McIlroy made four consecutive birdies, beginning at the par-5 12th. That got him to 12 under, overall, and gave him a clear advantage over the field. With two closing par-5s, a very low number was in sight. But, as he did on Day 1, McIlroy finished par-par.
"I've made four pars there [on 17 and 18] when I really should be making at least two birdies, but I played the other par-5s well," McIlroy said. "It all balances itself out."
McIlroy has made 14 birdies and two bogeys through two rounds. At 12 under, he has a three-stroke lead over Sam Horsfield.
"The work has paid off, to some degree," McIlroy said of his practice with swing coach Michael Bannon. "I still feel like I'm hitting some loose shots out there. But, for the most part, it's been really good. If I can keep these swing thoughts and keep going in the right direction, hopefully this is the type of golf I'll be able to produce."

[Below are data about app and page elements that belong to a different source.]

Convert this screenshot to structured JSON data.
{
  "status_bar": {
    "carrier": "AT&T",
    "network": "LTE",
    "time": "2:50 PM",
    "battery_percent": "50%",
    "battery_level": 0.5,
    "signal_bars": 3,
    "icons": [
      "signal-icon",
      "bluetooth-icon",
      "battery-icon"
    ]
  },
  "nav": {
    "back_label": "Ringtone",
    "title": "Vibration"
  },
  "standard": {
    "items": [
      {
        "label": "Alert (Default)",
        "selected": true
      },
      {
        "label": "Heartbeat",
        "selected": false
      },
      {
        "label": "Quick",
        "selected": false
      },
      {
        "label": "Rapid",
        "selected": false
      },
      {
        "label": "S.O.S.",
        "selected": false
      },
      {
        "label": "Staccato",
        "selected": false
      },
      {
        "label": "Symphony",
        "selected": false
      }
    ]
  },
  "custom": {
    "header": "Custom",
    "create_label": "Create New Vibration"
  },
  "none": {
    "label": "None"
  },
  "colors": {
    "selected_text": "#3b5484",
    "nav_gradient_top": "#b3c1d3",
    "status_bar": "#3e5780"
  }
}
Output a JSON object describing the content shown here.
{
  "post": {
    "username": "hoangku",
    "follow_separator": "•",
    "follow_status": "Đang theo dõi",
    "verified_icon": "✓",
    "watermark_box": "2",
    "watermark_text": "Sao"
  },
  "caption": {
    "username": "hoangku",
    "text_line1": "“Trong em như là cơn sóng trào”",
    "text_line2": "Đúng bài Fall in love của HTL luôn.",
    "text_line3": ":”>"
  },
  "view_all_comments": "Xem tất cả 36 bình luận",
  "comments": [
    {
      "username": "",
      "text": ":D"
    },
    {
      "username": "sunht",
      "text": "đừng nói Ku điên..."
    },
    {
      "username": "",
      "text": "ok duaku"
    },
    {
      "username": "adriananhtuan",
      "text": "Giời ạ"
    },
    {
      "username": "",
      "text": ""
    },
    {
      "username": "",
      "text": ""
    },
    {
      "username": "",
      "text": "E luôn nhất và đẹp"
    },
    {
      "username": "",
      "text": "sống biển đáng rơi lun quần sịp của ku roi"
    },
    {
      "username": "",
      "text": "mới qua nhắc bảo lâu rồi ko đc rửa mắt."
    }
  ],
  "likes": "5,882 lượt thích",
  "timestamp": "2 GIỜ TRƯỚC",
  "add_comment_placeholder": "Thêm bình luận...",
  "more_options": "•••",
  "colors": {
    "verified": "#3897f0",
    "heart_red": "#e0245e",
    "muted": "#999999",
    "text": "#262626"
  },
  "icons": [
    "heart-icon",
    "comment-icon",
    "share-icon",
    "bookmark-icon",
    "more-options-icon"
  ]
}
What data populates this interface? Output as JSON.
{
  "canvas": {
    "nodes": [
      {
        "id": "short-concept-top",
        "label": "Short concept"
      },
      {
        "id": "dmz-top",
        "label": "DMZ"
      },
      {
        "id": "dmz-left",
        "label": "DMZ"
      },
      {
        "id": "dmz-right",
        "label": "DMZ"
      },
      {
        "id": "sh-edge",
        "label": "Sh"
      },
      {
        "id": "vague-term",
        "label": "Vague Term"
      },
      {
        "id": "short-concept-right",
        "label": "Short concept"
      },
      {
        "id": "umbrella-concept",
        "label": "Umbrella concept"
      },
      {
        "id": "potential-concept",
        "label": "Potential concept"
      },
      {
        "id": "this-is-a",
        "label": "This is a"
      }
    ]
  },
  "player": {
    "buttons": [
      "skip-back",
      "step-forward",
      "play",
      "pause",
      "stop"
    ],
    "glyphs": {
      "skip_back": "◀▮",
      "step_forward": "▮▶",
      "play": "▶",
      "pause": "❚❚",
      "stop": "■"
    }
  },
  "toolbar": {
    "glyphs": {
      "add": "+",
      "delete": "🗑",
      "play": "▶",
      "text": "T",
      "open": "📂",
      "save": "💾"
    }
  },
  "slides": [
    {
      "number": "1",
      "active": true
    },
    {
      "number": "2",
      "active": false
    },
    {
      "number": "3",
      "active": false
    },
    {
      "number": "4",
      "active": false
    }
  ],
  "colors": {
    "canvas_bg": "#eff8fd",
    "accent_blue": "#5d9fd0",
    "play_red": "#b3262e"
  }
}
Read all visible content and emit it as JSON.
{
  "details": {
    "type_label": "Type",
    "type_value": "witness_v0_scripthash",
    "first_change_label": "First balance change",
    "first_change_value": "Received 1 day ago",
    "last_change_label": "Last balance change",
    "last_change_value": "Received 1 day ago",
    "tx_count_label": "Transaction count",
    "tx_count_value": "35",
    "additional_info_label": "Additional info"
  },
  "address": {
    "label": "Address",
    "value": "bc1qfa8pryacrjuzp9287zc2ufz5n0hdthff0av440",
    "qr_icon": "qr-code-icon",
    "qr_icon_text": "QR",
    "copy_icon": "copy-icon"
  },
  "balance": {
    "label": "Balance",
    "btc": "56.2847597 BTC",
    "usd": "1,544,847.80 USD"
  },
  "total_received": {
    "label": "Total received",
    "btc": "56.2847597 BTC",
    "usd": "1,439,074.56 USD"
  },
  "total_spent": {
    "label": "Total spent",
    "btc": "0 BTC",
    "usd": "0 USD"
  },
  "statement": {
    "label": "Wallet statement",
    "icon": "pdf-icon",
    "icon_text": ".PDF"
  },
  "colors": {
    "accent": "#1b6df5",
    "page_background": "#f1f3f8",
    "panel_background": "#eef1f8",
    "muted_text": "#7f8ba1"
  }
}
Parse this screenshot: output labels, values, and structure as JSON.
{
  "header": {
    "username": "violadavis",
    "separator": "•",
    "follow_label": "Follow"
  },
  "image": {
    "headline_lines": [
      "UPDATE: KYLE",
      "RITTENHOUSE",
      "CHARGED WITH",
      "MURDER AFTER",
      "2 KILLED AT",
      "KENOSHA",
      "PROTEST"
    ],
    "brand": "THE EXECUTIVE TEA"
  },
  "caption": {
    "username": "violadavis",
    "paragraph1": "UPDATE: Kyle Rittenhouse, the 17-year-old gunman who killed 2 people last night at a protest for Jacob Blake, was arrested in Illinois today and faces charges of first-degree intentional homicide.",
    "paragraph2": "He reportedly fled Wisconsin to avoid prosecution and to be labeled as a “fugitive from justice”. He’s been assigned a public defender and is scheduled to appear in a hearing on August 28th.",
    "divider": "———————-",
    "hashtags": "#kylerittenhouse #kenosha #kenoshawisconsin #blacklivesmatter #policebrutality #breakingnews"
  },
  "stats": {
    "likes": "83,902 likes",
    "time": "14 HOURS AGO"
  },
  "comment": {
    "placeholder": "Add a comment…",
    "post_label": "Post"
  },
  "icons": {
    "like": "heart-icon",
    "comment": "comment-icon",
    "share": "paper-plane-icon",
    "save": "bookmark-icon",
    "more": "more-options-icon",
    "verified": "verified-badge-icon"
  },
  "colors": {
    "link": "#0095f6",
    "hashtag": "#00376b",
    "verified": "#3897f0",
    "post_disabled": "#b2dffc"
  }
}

This event has been feast or famine for McIlroy. He won here in 2014, but has three missed cuts in his other three starts. This week, however, he’ll be around for the weekend and is in position for his first European Tour victory since the 2016 Irish Open and his second worldwide victory of the year (Arnold Palmer Invitational).
"I have the confidence that I'm playing well and I can go out and try to just replicate what I did the day before," McIlroy said about his weekend approach with the lead. "On the first tee box tomorrow I'll be thinking about what I did today. Trying to just keep the same thoughts, make the same swings. I went a couple better today than I did yesterday. I'm not sure I'll keep that progression going but something similiar tomorrow would be nice."
Goat visor propels Na to Colonial lead
Jason Dufner officially has some company in the headwear free agency wing of the PGA Tour.
Like Dufner, Kevin Na is now open to wear whatever he wants on his head at tournaments, as his visor sponsorship with Titleist ended earlier this month. He finished T-6 at the AT&T Byron Nelson in his second tournament as a free agent, and this week at the Fort Worth Invitational he's once again wearing a simple white visor with a picture of a goat.
"I bought it at The Players Championship for $22 with the 30 percent discount that they give the Tour players," Na told reporters. "It's very nice."
Perhaps a change in headwear was just what Na needed to jumpstart his game. Last week's result in Dallas was his first top-35 finish in his last six events dating back to February, and he built upon that momentum with an 8-under 62 to take a one-shot lead over Charley Hoffman after the first round at Colonial Country Club.
While many sports fans know the "GOAT" acronym to stand for "Greatest Of All Time," it's a definition that the veteran Na only learned about earlier this year.
"I do social media, but they kept calling Tiger the GOAT. I go, 'Man, why do they keep calling Tiger the GOAT? That's just mean,'" Na said. "Then I realized it meant greatest of all time. Thinking of getting it signed by Jack (Nicklaus) next week (at the Memorial)."